DATA TO EXAMINE:
◆ ◆ ◆ ◆

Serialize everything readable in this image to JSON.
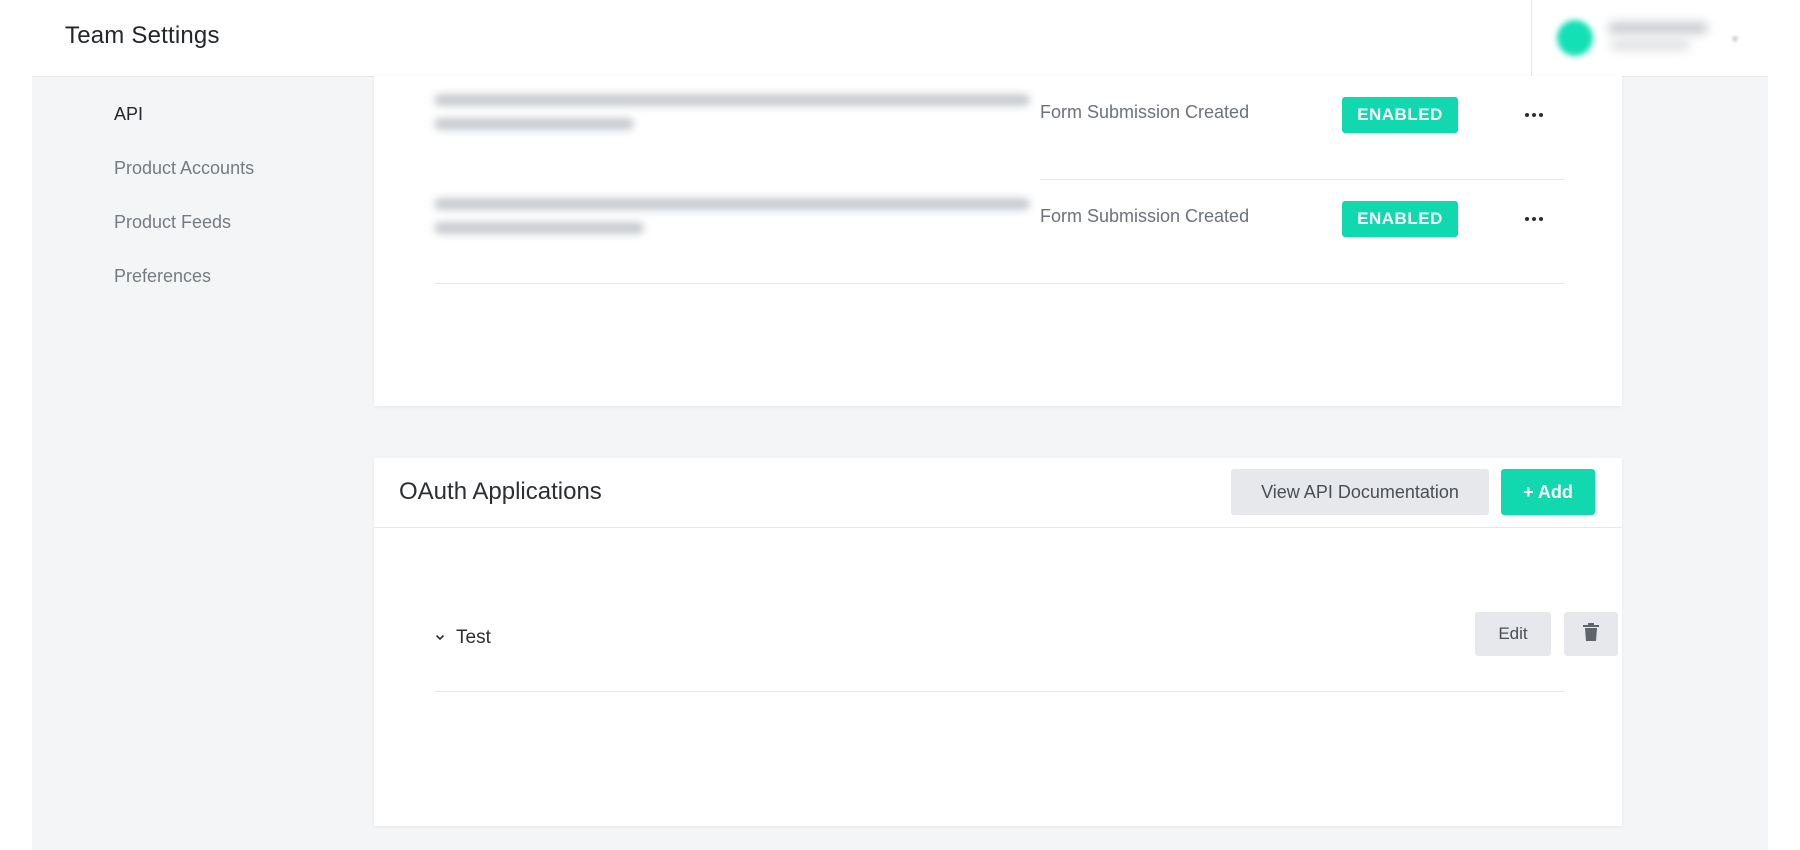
{
  "header": {
    "title": "Team Settings"
  },
  "sidebar": {
    "items": [
      {
        "label": "API",
        "active": true
      },
      {
        "label": "Product Accounts",
        "active": false
      },
      {
        "label": "Product Feeds",
        "active": false
      },
      {
        "label": "Preferences",
        "active": false
      }
    ]
  },
  "webhooks": {
    "rows": [
      {
        "event": "Form Submission Created",
        "status": "ENABLED"
      },
      {
        "event": "Form Submission Created",
        "status": "ENABLED"
      }
    ]
  },
  "oauth": {
    "title": "OAuth Applications",
    "docs_button": "View API Documentation",
    "add_button": "+ Add",
    "apps": [
      {
        "name": "Test",
        "edit_label": "Edit"
      }
    ]
  },
  "colors": {
    "accent": "#12d8b0",
    "button_secondary": "#e6e8ec",
    "page_background": "#f4f5f6"
  },
  "icons": {
    "row_menu": "more-horizontal-icon",
    "expand": "chevron-down-icon",
    "delete": "trash-icon"
  }
}
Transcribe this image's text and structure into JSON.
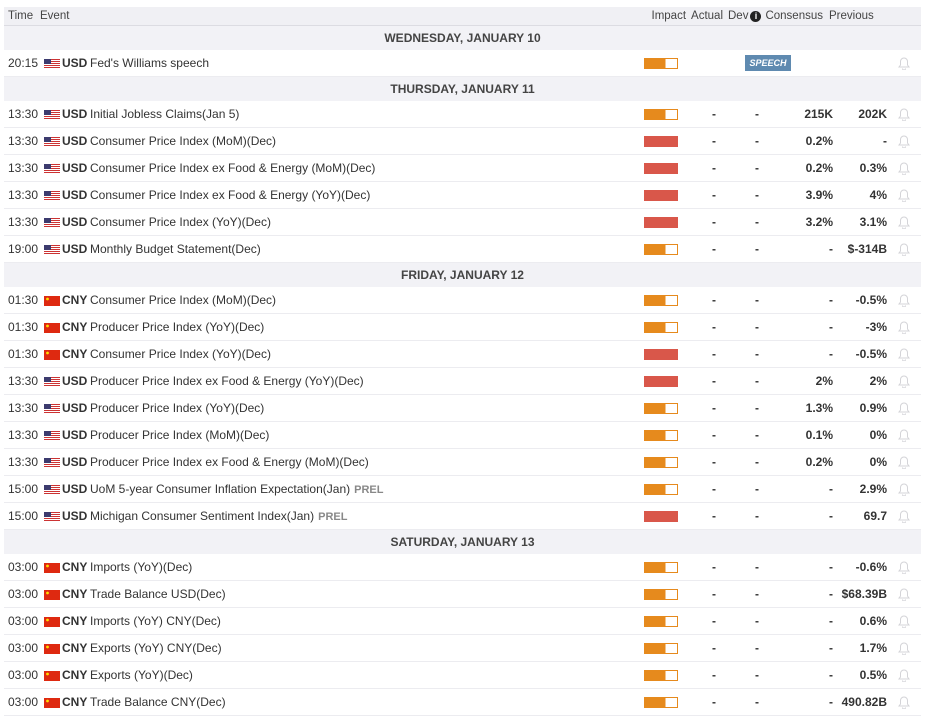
{
  "header": {
    "time": "Time",
    "event": "Event",
    "impact": "Impact",
    "actual": "Actual",
    "dev": "Dev",
    "info_icon": "i",
    "consensus": "Consensus",
    "previous": "Previous"
  },
  "colors": {
    "medium": "#e68a1d",
    "high": "#d9574a",
    "speech": "#5f8ab0"
  },
  "days": [
    {
      "label": "WEDNESDAY, JANUARY 10",
      "events": [
        {
          "time": "20:15",
          "cur": "USD",
          "flag": "us",
          "event": "Fed's Williams speech",
          "impact": "medium",
          "actual": "",
          "dev": "",
          "consensus": "",
          "previous": "",
          "badge": "SPEECH"
        }
      ]
    },
    {
      "label": "THURSDAY, JANUARY 11",
      "events": [
        {
          "time": "13:30",
          "cur": "USD",
          "flag": "us",
          "event": "Initial Jobless Claims(Jan 5)",
          "impact": "medium",
          "actual": "-",
          "dev": "-",
          "consensus": "215K",
          "previous": "202K"
        },
        {
          "time": "13:30",
          "cur": "USD",
          "flag": "us",
          "event": "Consumer Price Index (MoM)(Dec)",
          "impact": "high",
          "actual": "-",
          "dev": "-",
          "consensus": "0.2%",
          "previous": "-"
        },
        {
          "time": "13:30",
          "cur": "USD",
          "flag": "us",
          "event": "Consumer Price Index ex Food & Energy (MoM)(Dec)",
          "impact": "high",
          "actual": "-",
          "dev": "-",
          "consensus": "0.2%",
          "previous": "0.3%"
        },
        {
          "time": "13:30",
          "cur": "USD",
          "flag": "us",
          "event": "Consumer Price Index ex Food & Energy (YoY)(Dec)",
          "impact": "high",
          "actual": "-",
          "dev": "-",
          "consensus": "3.9%",
          "previous": "4%"
        },
        {
          "time": "13:30",
          "cur": "USD",
          "flag": "us",
          "event": "Consumer Price Index (YoY)(Dec)",
          "impact": "high",
          "actual": "-",
          "dev": "-",
          "consensus": "3.2%",
          "previous": "3.1%"
        },
        {
          "time": "19:00",
          "cur": "USD",
          "flag": "us",
          "event": "Monthly Budget Statement(Dec)",
          "impact": "medium",
          "actual": "-",
          "dev": "-",
          "consensus": "-",
          "previous": "$-314B"
        }
      ]
    },
    {
      "label": "FRIDAY, JANUARY 12",
      "events": [
        {
          "time": "01:30",
          "cur": "CNY",
          "flag": "cn",
          "event": "Consumer Price Index (MoM)(Dec)",
          "impact": "medium",
          "actual": "-",
          "dev": "-",
          "consensus": "-",
          "previous": "-0.5%"
        },
        {
          "time": "01:30",
          "cur": "CNY",
          "flag": "cn",
          "event": "Producer Price Index (YoY)(Dec)",
          "impact": "medium",
          "actual": "-",
          "dev": "-",
          "consensus": "-",
          "previous": "-3%"
        },
        {
          "time": "01:30",
          "cur": "CNY",
          "flag": "cn",
          "event": "Consumer Price Index (YoY)(Dec)",
          "impact": "high",
          "actual": "-",
          "dev": "-",
          "consensus": "-",
          "previous": "-0.5%"
        },
        {
          "time": "13:30",
          "cur": "USD",
          "flag": "us",
          "event": "Producer Price Index ex Food & Energy (YoY)(Dec)",
          "impact": "high",
          "actual": "-",
          "dev": "-",
          "consensus": "2%",
          "previous": "2%"
        },
        {
          "time": "13:30",
          "cur": "USD",
          "flag": "us",
          "event": "Producer Price Index (YoY)(Dec)",
          "impact": "medium",
          "actual": "-",
          "dev": "-",
          "consensus": "1.3%",
          "previous": "0.9%"
        },
        {
          "time": "13:30",
          "cur": "USD",
          "flag": "us",
          "event": "Producer Price Index (MoM)(Dec)",
          "impact": "medium",
          "actual": "-",
          "dev": "-",
          "consensus": "0.1%",
          "previous": "0%"
        },
        {
          "time": "13:30",
          "cur": "USD",
          "flag": "us",
          "event": "Producer Price Index ex Food & Energy (MoM)(Dec)",
          "impact": "medium",
          "actual": "-",
          "dev": "-",
          "consensus": "0.2%",
          "previous": "0%"
        },
        {
          "time": "15:00",
          "cur": "USD",
          "flag": "us",
          "event": "UoM 5-year Consumer Inflation Expectation(Jan)",
          "tag": "PREL",
          "impact": "medium",
          "actual": "-",
          "dev": "-",
          "consensus": "-",
          "previous": "2.9%"
        },
        {
          "time": "15:00",
          "cur": "USD",
          "flag": "us",
          "event": "Michigan Consumer Sentiment Index(Jan)",
          "tag": "PREL",
          "impact": "high",
          "actual": "-",
          "dev": "-",
          "consensus": "-",
          "previous": "69.7"
        }
      ]
    },
    {
      "label": "SATURDAY, JANUARY 13",
      "events": [
        {
          "time": "03:00",
          "cur": "CNY",
          "flag": "cn",
          "event": "Imports (YoY)(Dec)",
          "impact": "medium",
          "actual": "-",
          "dev": "-",
          "consensus": "-",
          "previous": "-0.6%"
        },
        {
          "time": "03:00",
          "cur": "CNY",
          "flag": "cn",
          "event": "Trade Balance USD(Dec)",
          "impact": "medium",
          "actual": "-",
          "dev": "-",
          "consensus": "-",
          "previous": "$68.39B"
        },
        {
          "time": "03:00",
          "cur": "CNY",
          "flag": "cn",
          "event": "Imports (YoY) CNY(Dec)",
          "impact": "medium",
          "actual": "-",
          "dev": "-",
          "consensus": "-",
          "previous": "0.6%"
        },
        {
          "time": "03:00",
          "cur": "CNY",
          "flag": "cn",
          "event": "Exports (YoY) CNY(Dec)",
          "impact": "medium",
          "actual": "-",
          "dev": "-",
          "consensus": "-",
          "previous": "1.7%"
        },
        {
          "time": "03:00",
          "cur": "CNY",
          "flag": "cn",
          "event": "Exports (YoY)(Dec)",
          "impact": "medium",
          "actual": "-",
          "dev": "-",
          "consensus": "-",
          "previous": "0.5%"
        },
        {
          "time": "03:00",
          "cur": "CNY",
          "flag": "cn",
          "event": "Trade Balance CNY(Dec)",
          "impact": "medium",
          "actual": "-",
          "dev": "-",
          "consensus": "-",
          "previous": "490.82B"
        }
      ]
    }
  ]
}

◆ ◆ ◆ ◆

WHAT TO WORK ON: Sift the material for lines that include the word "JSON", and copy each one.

RESULT OF THE EXERCISE:
Serialize everything readable in this image to JSON.
Transcribe this image's text and structure into JSON.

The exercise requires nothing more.